Hop into the DeLorean… we’re taking a trip into the future.
It’s January, 2016 and the regular season in the NFL has just concluded. The playoffs are about to start and there’s Sam Bradford, preparing to lead the Eagles to their second wild card appearance in the past three years. The Rams, meanwhile, missed the postseason after Nick Foles helped engineer a .500 season.
It would be a nightmare scenario for Rams fans to finally watch Bradford put together a winning season and lead his team to the playoffs, yet in a completely different city. And while some hate to admit it, that scenario is entirely possible. Chip Kelly’s system is as quarterback-friendly as they come, and plays to Bradford’s strengths as a signal-caller. Just like at Oklahoma, he’ll have the ability to make quick reads and get the ball out of his hand quickly, or turn around and hand off to a talented running back in DeMarco Murray.
But even if that nightmare were to become a reality, the Rams still made the right decision in trading Bradford. First and foremost, none of us have the benefit of hindsight when it comes to making difficult decisions. If we did, the definition of “risk” would be useless. In that snapshot in time, the Rams made a decision to unburden themselves of Bradford’s contract and injury history, all while acquiring a capable starter in Foles and a second-round pick in 2016. It was the right decision at the time, just as it will be the right decision a year from now even if Bradford soars (sorry for the pun) and Foles fails (sorry for the alliteration).

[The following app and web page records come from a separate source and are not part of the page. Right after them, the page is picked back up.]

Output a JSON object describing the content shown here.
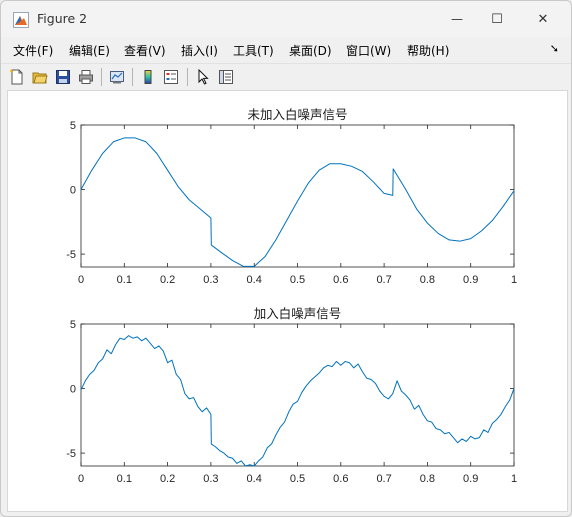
{
  "window": {
    "title": "Figure 2",
    "minimize_glyph": "—",
    "maximize_glyph": "☐",
    "close_glyph": "✕"
  },
  "menu": {
    "items": [
      "文件(F)",
      "编辑(E)",
      "查看(V)",
      "插入(I)",
      "工具(T)",
      "桌面(D)",
      "窗口(W)",
      "帮助(H)"
    ],
    "overflow_glyph": "➘"
  },
  "toolbar": {
    "buttons": [
      "new-figure-icon",
      "open-file-icon",
      "save-icon",
      "print-icon",
      "link-plot-icon",
      "colorbar-icon",
      "legend-icon",
      "pointer-icon",
      "property-inspector-icon"
    ]
  },
  "colors": {
    "line": "#0072bd",
    "axes_box": "#262626"
  },
  "chart_data": [
    {
      "type": "line",
      "title": "未加入白噪声信号",
      "xlabel": "",
      "ylabel": "",
      "xlim": [
        0,
        1
      ],
      "ylim": [
        -6,
        5
      ],
      "xticks": [
        "0",
        "0.1",
        "0.2",
        "0.3",
        "0.4",
        "0.5",
        "0.6",
        "0.7",
        "0.8",
        "0.9",
        "1"
      ],
      "yticks": [
        "5",
        "0",
        "-5"
      ],
      "grid": false,
      "series": [
        {
          "x": [
            0,
            0.025,
            0.05,
            0.075,
            0.1,
            0.125,
            0.15,
            0.175,
            0.2,
            0.225,
            0.25,
            0.275,
            0.3,
            0.301,
            0.325,
            0.35,
            0.375,
            0.4,
            0.425,
            0.45,
            0.475,
            0.5,
            0.525,
            0.55,
            0.575,
            0.6,
            0.625,
            0.65,
            0.675,
            0.7,
            0.72,
            0.721,
            0.75,
            0.775,
            0.8,
            0.825,
            0.85,
            0.875,
            0.9,
            0.925,
            0.95,
            0.975,
            1.0
          ],
          "y": [
            0,
            1.5,
            2.8,
            3.7,
            4.0,
            4.0,
            3.7,
            2.8,
            1.5,
            0.2,
            -0.8,
            -1.5,
            -2.2,
            -4.3,
            -4.9,
            -5.5,
            -5.95,
            -5.95,
            -5.2,
            -3.9,
            -2.4,
            -0.9,
            0.5,
            1.5,
            2.0,
            2.0,
            1.8,
            1.4,
            0.6,
            -0.3,
            -0.45,
            1.6,
            0.0,
            -1.5,
            -2.6,
            -3.4,
            -3.9,
            -4.0,
            -3.8,
            -3.2,
            -2.4,
            -1.3,
            -0.1
          ]
        }
      ]
    },
    {
      "type": "line",
      "title": "加入白噪声信号",
      "xlabel": "",
      "ylabel": "",
      "xlim": [
        0,
        1
      ],
      "ylim": [
        -6,
        5
      ],
      "xticks": [
        "0",
        "0.1",
        "0.2",
        "0.3",
        "0.4",
        "0.5",
        "0.6",
        "0.7",
        "0.8",
        "0.9",
        "1"
      ],
      "yticks": [
        "5",
        "0",
        "-5"
      ],
      "grid": false,
      "series": [
        {
          "x": [
            0,
            0.01,
            0.02,
            0.03,
            0.04,
            0.05,
            0.06,
            0.07,
            0.08,
            0.09,
            0.1,
            0.11,
            0.12,
            0.13,
            0.14,
            0.15,
            0.16,
            0.17,
            0.18,
            0.19,
            0.2,
            0.21,
            0.22,
            0.23,
            0.24,
            0.25,
            0.26,
            0.27,
            0.28,
            0.29,
            0.3,
            0.301,
            0.31,
            0.32,
            0.33,
            0.34,
            0.35,
            0.36,
            0.37,
            0.38,
            0.39,
            0.4,
            0.41,
            0.42,
            0.43,
            0.44,
            0.45,
            0.46,
            0.47,
            0.48,
            0.49,
            0.5,
            0.51,
            0.52,
            0.53,
            0.54,
            0.55,
            0.56,
            0.57,
            0.58,
            0.59,
            0.6,
            0.61,
            0.62,
            0.63,
            0.64,
            0.65,
            0.66,
            0.67,
            0.68,
            0.69,
            0.7,
            0.71,
            0.72,
            0.73,
            0.74,
            0.75,
            0.76,
            0.77,
            0.78,
            0.79,
            0.8,
            0.81,
            0.82,
            0.83,
            0.84,
            0.85,
            0.86,
            0.87,
            0.88,
            0.89,
            0.9,
            0.91,
            0.92,
            0.93,
            0.94,
            0.95,
            0.96,
            0.97,
            0.98,
            0.99,
            1.0
          ],
          "y": [
            -0.1,
            0.6,
            1.1,
            1.4,
            2.0,
            2.3,
            3.0,
            2.7,
            3.4,
            3.9,
            3.8,
            4.1,
            3.9,
            4.0,
            3.7,
            3.9,
            3.5,
            3.1,
            3.3,
            2.9,
            2.0,
            2.2,
            1.1,
            0.7,
            -0.4,
            -0.8,
            -0.7,
            -1.4,
            -1.8,
            -1.5,
            -2.0,
            -4.3,
            -4.5,
            -4.8,
            -5.0,
            -5.3,
            -5.4,
            -5.8,
            -5.6,
            -6.0,
            -5.9,
            -6.0,
            -5.6,
            -5.3,
            -4.6,
            -4.3,
            -3.6,
            -3.0,
            -2.6,
            -1.8,
            -1.2,
            -1.0,
            -0.3,
            0.2,
            0.6,
            0.9,
            1.2,
            1.6,
            1.8,
            1.7,
            2.1,
            1.8,
            2.1,
            2.0,
            1.6,
            1.9,
            1.3,
            0.8,
            0.7,
            0.4,
            -0.2,
            -0.6,
            -0.8,
            -0.4,
            0.6,
            -0.2,
            -0.5,
            -0.9,
            -1.6,
            -1.3,
            -2.0,
            -2.5,
            -2.6,
            -3.1,
            -3.2,
            -3.5,
            -3.4,
            -3.8,
            -4.2,
            -3.9,
            -4.1,
            -3.7,
            -3.9,
            -3.8,
            -3.2,
            -3.4,
            -2.7,
            -2.4,
            -2.0,
            -1.4,
            -0.9,
            0.0
          ]
        }
      ]
    }
  ]
}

Even if Bradford does soar (last time, I promise), there was no guarantee that he was going to post similar production in this city, with this Rams team, under this coaching staff. In order to have success, he may have needed a different environment under a completely different coaching staff. His 2015 season in Philadelphia and his hypothetical 2015 season in St. Louis aren’t mutually exclusive. Just because he’s able to stay healthy and productive with the Eagles doesn’t mean he would have done so in St. Louis.

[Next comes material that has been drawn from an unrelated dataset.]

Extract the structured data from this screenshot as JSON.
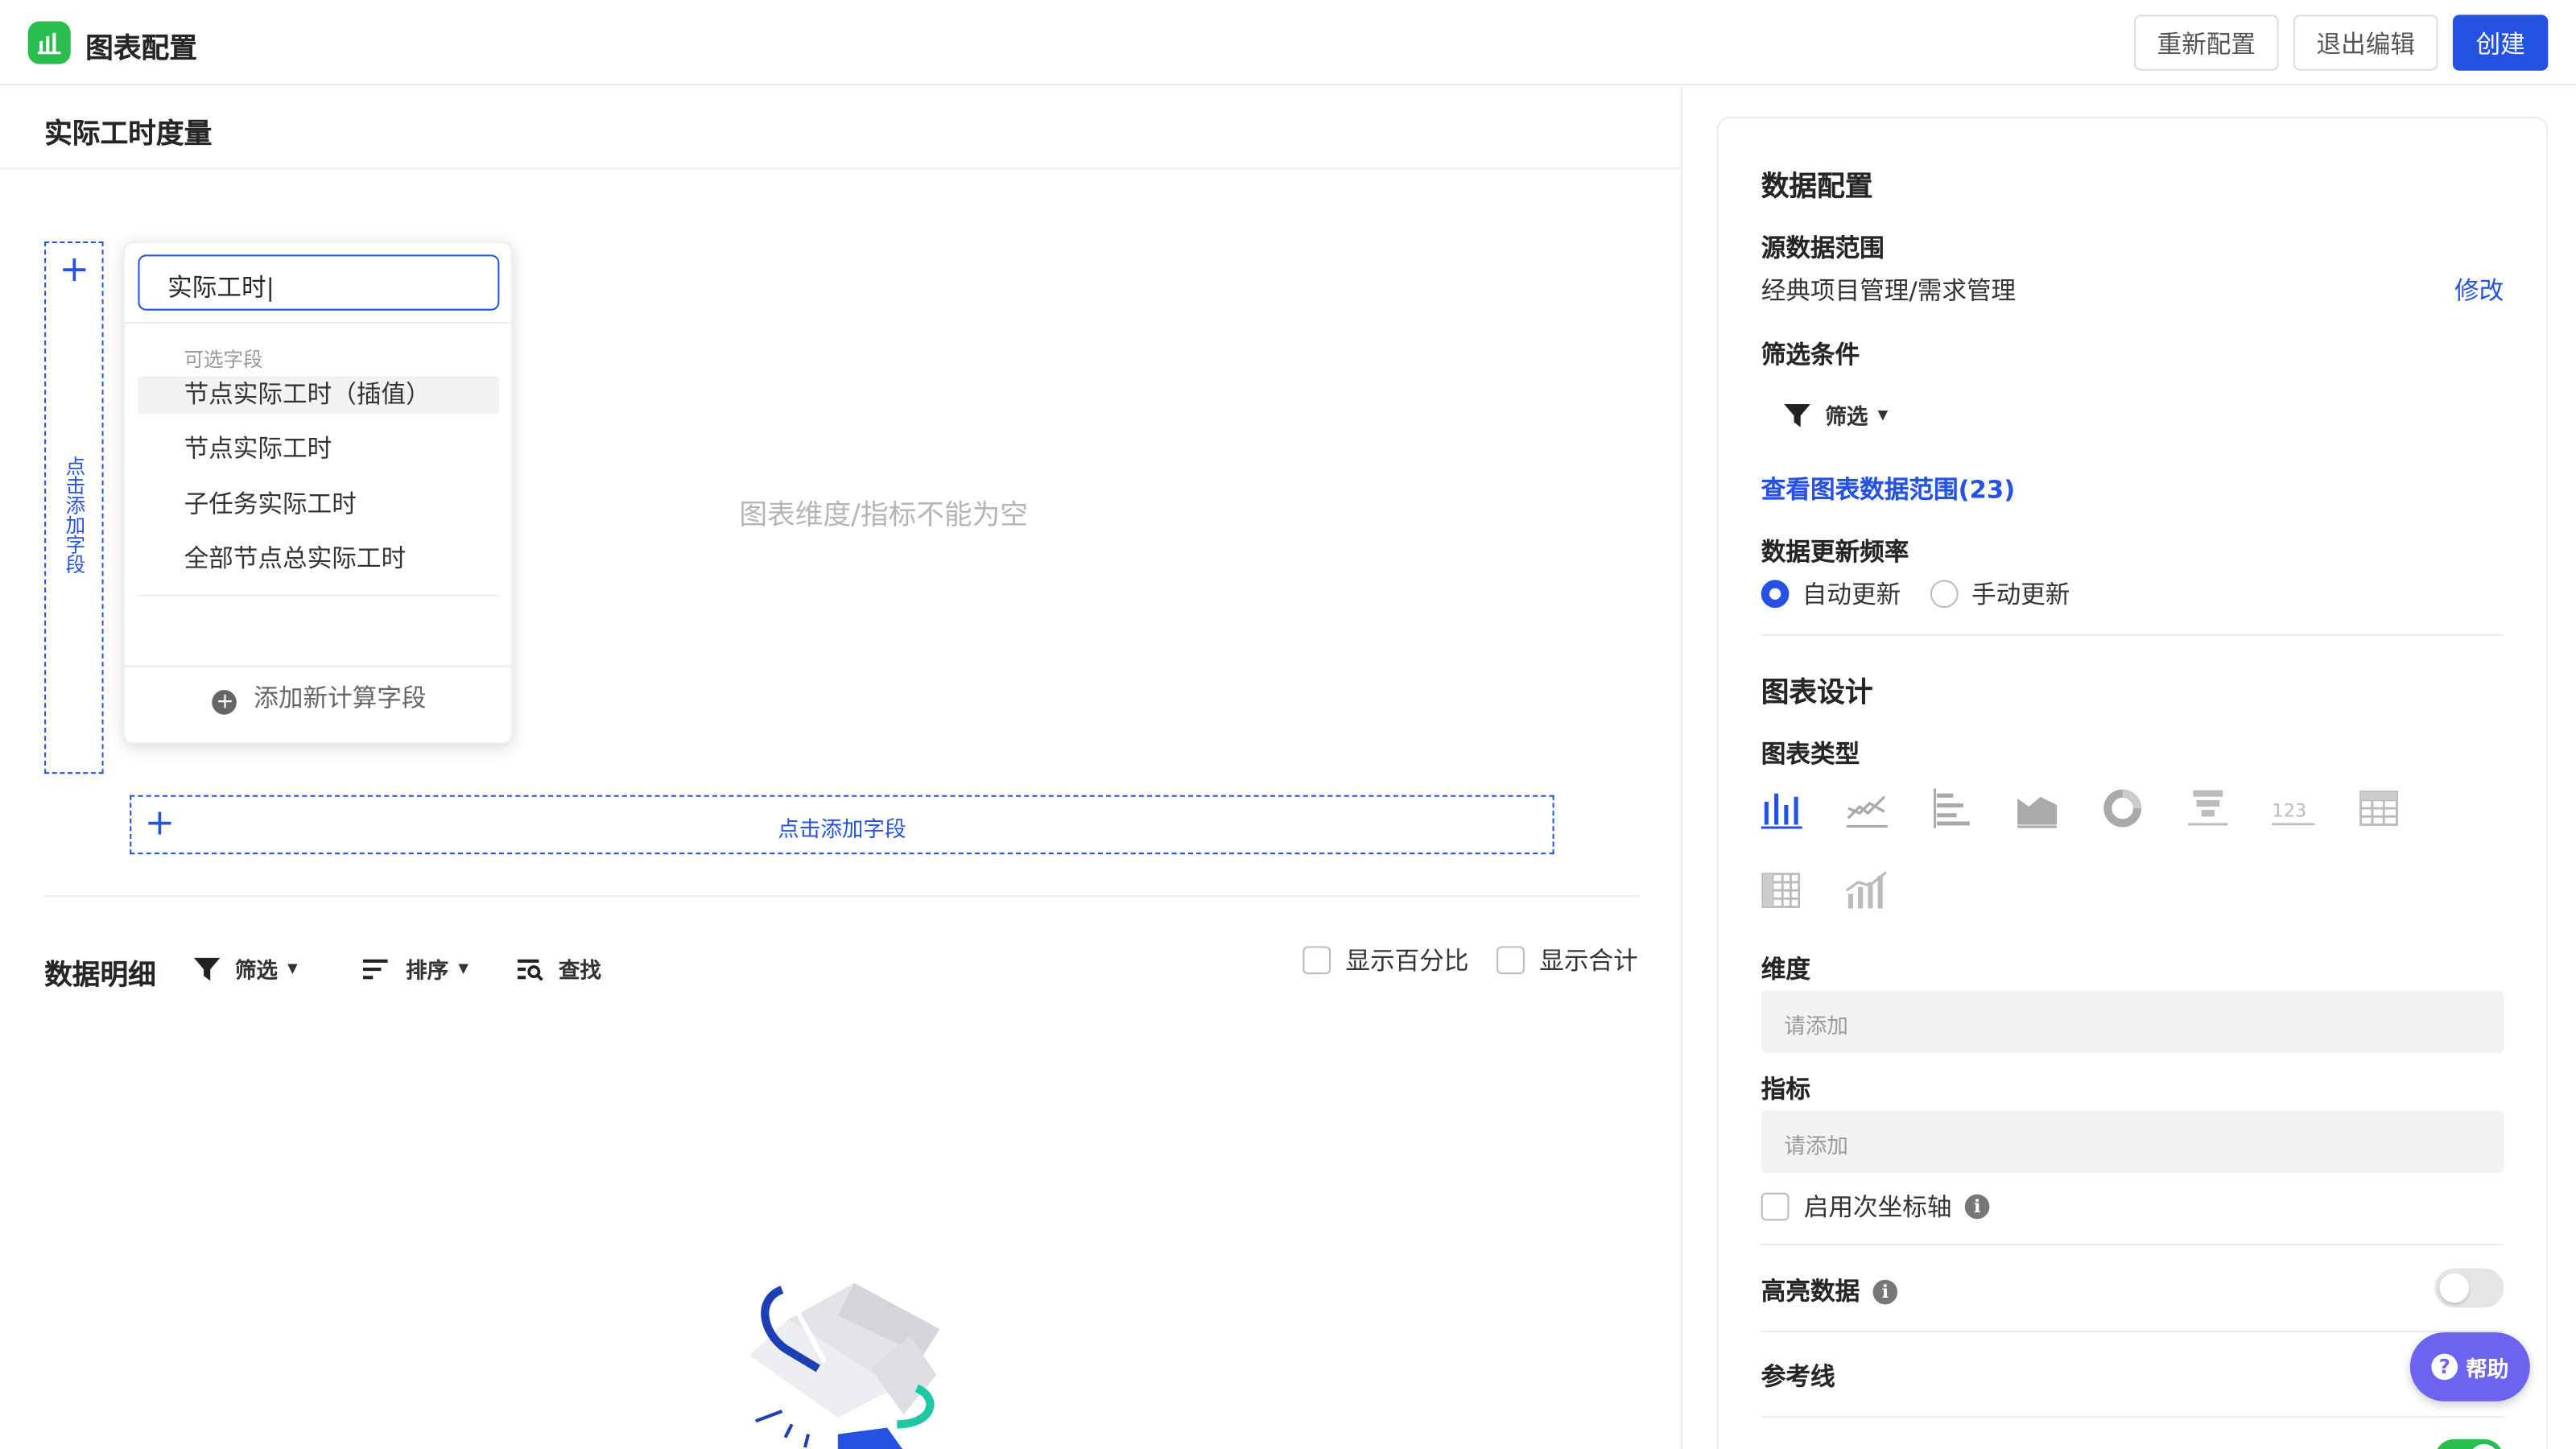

And what if Bradford does have success in Philadelphia: what do the Eagles do then? If he leads the Eagles to the playoffs it might be an easy decision to sign him to a contract extension. But those two blown ACLs aren’t erased from his medical history. Handing an injury-prone quarterback another fat contract based on one good year doesn’t seem like a shrewd business decision.
This is why I used the term “unburden”. The Rams have completely unburdened themselves from the Bradford situation. The free agent options at quarterback were brutal and this year’s draft class is shallow at the position. They were stuck. Bradford was the best option and even with that being the case, the Rams would have had to hold their breath that he would stay healthy for an entire season. His contract also would have prevented them from eventually addressing needs along the offensive line and/or adding quality depth like Nick Fairly.
But now Bradford is Kelly’s problem (at least until he swings another trade that nobody sees coming). I don’t mean to be flippant: I felt bad for Bradford when he tore his ACL again after working his ass off to get ready for training camp last year. It wasn’t fair. In fact, his entire career in St. Louis wasn’t fair. It was as if the football gods used him as their go-to whenever they were in need of a cruel laugh.
I hope Bradford does succeed in Philadelphia.
But even if he does, the Rams made the right decision. Foles is still largely an unknown. His 2013 season was a thing of beauty, but turnovers and accuracy woes doomed his 2014 campaign long before the broken collarbone did. From a skill set standpoint, Bradford is a better passer than Foles if we’re comparing apples to apples.
But we’re not comparing apples to apples because one of those apples has browned in several places. The fact that Bradford has only played seven games the last two years, coupled with the reality that Foles won’t be running Bill Walsh’s West Coast Offense (which is to say the Rams’ offense is not complex), it was a no-brainer trade for the Rams.
I’ll say the same thing next year regardless of what transpires this fall.